After months of calculations and negotiations, and a final push that saw lawmakers staying up for more than 40 hours straight, the Maine Legislature finally has a workable budget proposal. Given the realm of what is possible with state budgets to reform programs, this 2014-15 budget largely maintains the status quo, with some improvements and some regressions. But from the perspective of reality within the State House — where neither Democrats nor Republicans have enough votes to pass a budget without one another, time is limited, and Gov. Paul LePage’s antics have hindered rather than helped the budget process — this proposal is an accomplishment.
Detractors will focus on how the proposed budget would raise the sales tax to 5.5 percent from 5 percent and meals and lodging taxes to 8 percent from 7 percent. Combined, the two changes would yield state government about $178 million — not quite the amount LePage proposed to cut from municipal revenue sharing. While these are not ideal solutions, out-of-state visitors will bear some of the cost, and the tax increases would sunset in 2015. Realistically, it’s hard to imagine the small increases having a real negative effect on Maine businesses or residents. And it is completely unfair for LePage to characterize this budget as a tax increase when his own proposed budget would have necessitated increases in property taxes across the state and, at the same time, cut programs that provide property tax relief.
The proposed budget, which was approved unanimously by the Appropriations Committee and now goes to the full Legislature, would restore the Homestead Exemption property tax relief program and replace the circuit breaker program with a “property tax fairness” credit that residents would receive when they file taxes. While the changes to the circuit breaker would raise the qualifying eligibility threshold, they would also provide more benefits to renters, which is a positive development. In other taxation modifications, the budget proposal would cap itemized deductions at $27,000, drawing more money from wealthier households and conforming Maine to the federal tax code.
The budget proposal contains an item that has the potential to transform the structure of tax collections. It would create a 13-member Tax Expenditure Review Task Force to determine the effectiveness of tax exemptions and credits and would require it to make recommendations to achieve a savings of at least $40 million. The group would determine the purpose of specific tax expenditures and measure their economic impact, such as revenue loss compared with economic gain, the number of jobs retained or created, and administrative burden. This area needs scrutiny as there is currently no good way to assess whether tax exemptions and credits are delivering as promised.
On the spending side, the budget would give defense attorneys who represent indigent Mainers a $5 per hour raise — a small sum, but the right step. It would fund most of the proposals that arose from the Joint Select Committee on Workforce Development and Maine’s Economic Future to better align workforce skills with industry needs. After four years of stagnant pay levels, Republicans and Democrats agreed to allow merit pay increases for state workers. The proposed budget would reduce — though not eliminate — the number of individuals with developmental disabilities on a waiting list for benefits to help them live as independently as possible. We are pleased it would reverse cuts to Head Start, allowing the state to draw down additional federal funding.

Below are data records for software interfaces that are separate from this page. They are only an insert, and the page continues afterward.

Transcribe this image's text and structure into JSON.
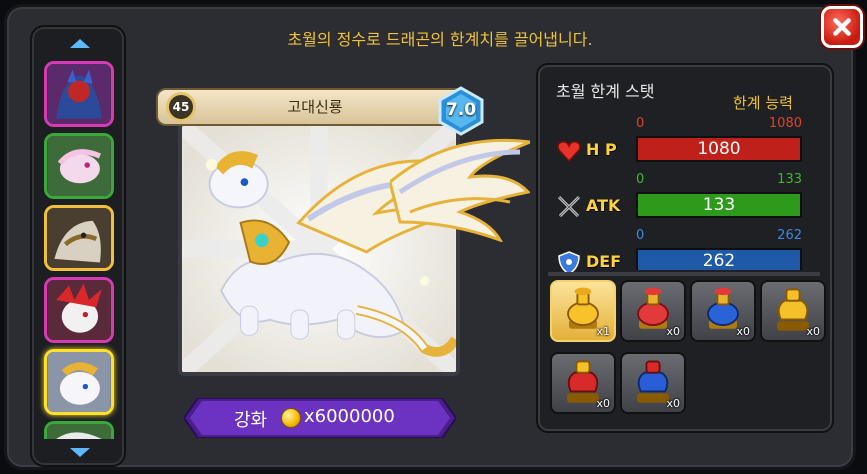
{
  "header": {
    "title": "초월의 정수로 드래곤의 한계치를 끌어냅니다."
  },
  "dragon": {
    "level": "45",
    "name": "고대신룡",
    "grade": "7.0"
  },
  "upgrade": {
    "label": "강화",
    "cost": "x6000000"
  },
  "stats_panel": {
    "title": "초월 한계 스탯",
    "ability_label": "한계 능력",
    "stats": [
      {
        "name": "H P",
        "icon": "heart-icon",
        "min": "0",
        "max": "1080",
        "value": "1080",
        "fill": 1.0,
        "color": "#c0201a",
        "range_color": "#e0402a"
      },
      {
        "name": "ATK",
        "icon": "crossed-swords-icon",
        "min": "0",
        "max": "133",
        "value": "133",
        "fill": 1.0,
        "color": "#2e9a1c",
        "range_color": "#3cb82a"
      },
      {
        "name": "DEF",
        "icon": "shield-icon",
        "min": "0",
        "max": "262",
        "value": "262",
        "fill": 1.0,
        "color": "#1e5aa8",
        "range_color": "#3a8ae0"
      }
    ]
  },
  "items": [
    {
      "icon": "gold-essence-icon",
      "count": "x1",
      "selected": true
    },
    {
      "icon": "red-essence-icon",
      "count": "x0",
      "selected": false
    },
    {
      "icon": "blue-essence-icon",
      "count": "x0",
      "selected": false
    },
    {
      "icon": "gold-jar-icon",
      "count": "x0",
      "selected": false
    },
    {
      "icon": "red-jar-icon",
      "count": "x0",
      "selected": false
    },
    {
      "icon": "blue-jar-icon",
      "count": "x0",
      "selected": false
    }
  ],
  "list": {
    "thumbs": [
      {
        "icon": "dark-dragon-icon",
        "border": "#d63bb4"
      },
      {
        "icon": "pink-dragon-icon",
        "border": "#3aa83a"
      },
      {
        "icon": "armored-dragon-icon",
        "border": "#f0c23a"
      },
      {
        "icon": "red-dragon-icon",
        "border": "#d63bb4"
      },
      {
        "icon": "white-dragon-icon",
        "border": "#ffe12a",
        "selected": true
      },
      {
        "icon": "green-dragon-icon",
        "border": "#3aa83a"
      }
    ]
  }
}
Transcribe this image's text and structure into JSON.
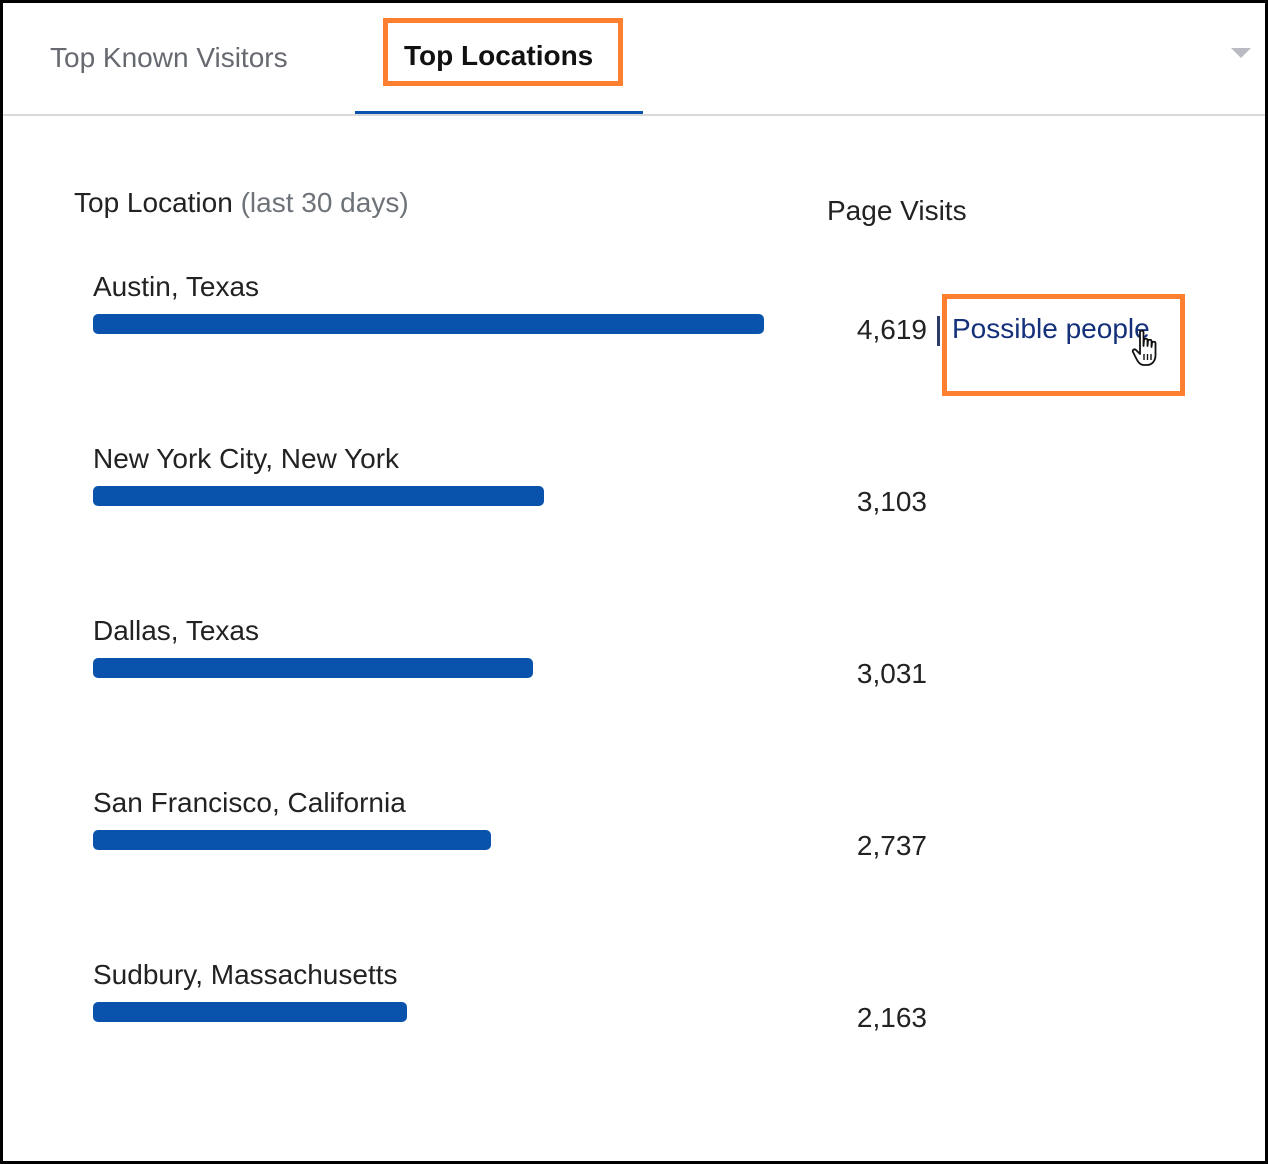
{
  "tabs": {
    "known_visitors": "Top Known Visitors",
    "locations": "Top Locations",
    "active": "locations"
  },
  "header": {
    "title": "Top Location",
    "subtitle": "(last 30 days)",
    "visits_label": "Page Visits"
  },
  "colors": {
    "bar": "#0a53ad",
    "highlight": "#ff7f30",
    "link": "#14307a"
  },
  "rows": [
    {
      "location": "Austin, Texas",
      "visits": "4,619",
      "value": 4619,
      "link": "Possible people"
    },
    {
      "location": "New York City, New York",
      "visits": "3,103",
      "value": 3103
    },
    {
      "location": "Dallas, Texas",
      "visits": "3,031",
      "value": 3031
    },
    {
      "location": "San Francisco, California",
      "visits": "2,737",
      "value": 2737
    },
    {
      "location": "Sudbury, Massachusetts",
      "visits": "2,163",
      "value": 2163
    }
  ],
  "icons": {
    "dropdown": "chevron-down-icon",
    "cursor": "hand-pointer-icon"
  }
}
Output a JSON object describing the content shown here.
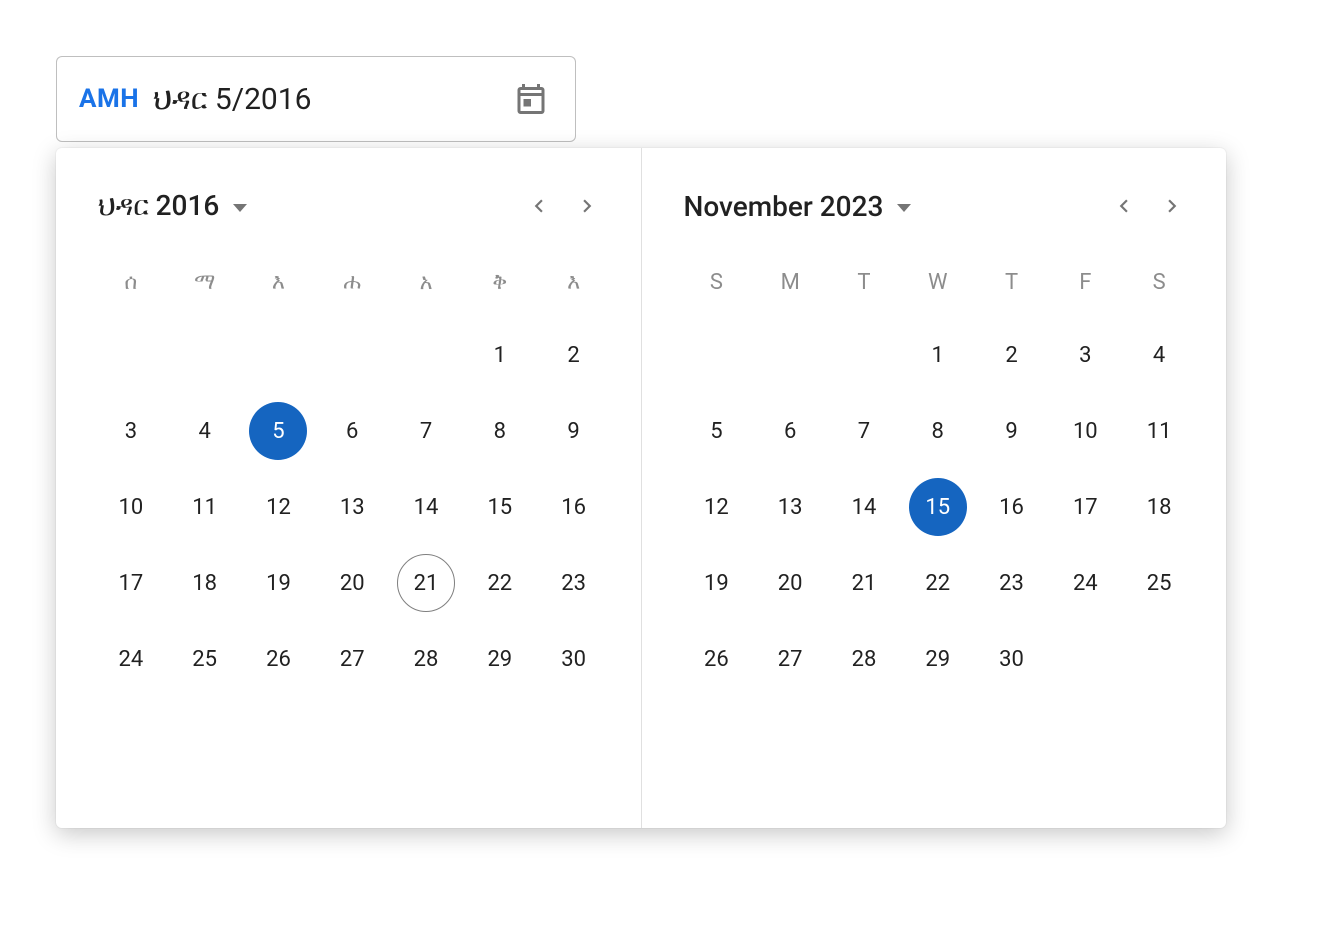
{
  "input": {
    "prefix": "AMH",
    "value": "ህዳር 5/2016"
  },
  "left": {
    "month_label": "ህዳር 2016",
    "dow": [
      "ሰ",
      "ማ",
      "እ",
      "ሐ",
      "አ",
      "ቅ",
      "እ"
    ],
    "weeks": [
      [
        "",
        "",
        "",
        "",
        "",
        "1",
        "2"
      ],
      [
        "3",
        "4",
        "5",
        "6",
        "7",
        "8",
        "9"
      ],
      [
        "10",
        "11",
        "12",
        "13",
        "14",
        "15",
        "16"
      ],
      [
        "17",
        "18",
        "19",
        "20",
        "21",
        "22",
        "23"
      ],
      [
        "24",
        "25",
        "26",
        "27",
        "28",
        "29",
        "30"
      ]
    ],
    "selected": "5",
    "today": "21"
  },
  "right": {
    "month_label": "November 2023",
    "dow": [
      "S",
      "M",
      "T",
      "W",
      "T",
      "F",
      "S"
    ],
    "weeks": [
      [
        "",
        "",
        "",
        "1",
        "2",
        "3",
        "4"
      ],
      [
        "5",
        "6",
        "7",
        "8",
        "9",
        "10",
        "11"
      ],
      [
        "12",
        "13",
        "14",
        "15",
        "16",
        "17",
        "18"
      ],
      [
        "19",
        "20",
        "21",
        "22",
        "23",
        "24",
        "25"
      ],
      [
        "26",
        "27",
        "28",
        "29",
        "30",
        "",
        ""
      ]
    ],
    "selected": "15",
    "today": ""
  },
  "colors": {
    "accent": "#1a73e8",
    "selected_bg": "#1565c0"
  }
}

The budget also takes advantage of savings identified by a task force that reviewed the general assistance safety net and would eliminate public campaign financing for gubernatorial candidates, while rightly retaining it for legislative candidates. It would, starting in 2016, shift half the cost of teacher retirements to towns, which will cause pain for many municipal leaders, though they will have time to prepare. The state is easing the burden a little with a proposal to incrementally increase the state’s share of education funding, starting in 2016, until the state reaches its promised 55 percent level. We’ll wait to see whether these plans actually happen.
This is not a budget worth vetoing, yet LePage has threatened to do just that, apparently because it doesn’t reduce the size of government enough or “eliminate fraud and abuse in welfare,” as he stated in his Saturday radio address. In reality, it is a compromise and does include components of LePage’s original proposal — while casting aside irresponsible provisions like eliminating municipal revenue sharing. If LePage has Maine’s best interests at heart, he will recognize the hard work and concessions that went into crafting this $6.3 billion, two-year budget. If he does wield his veto pen, however, lawmakers must come together, once and for all, and vote to override.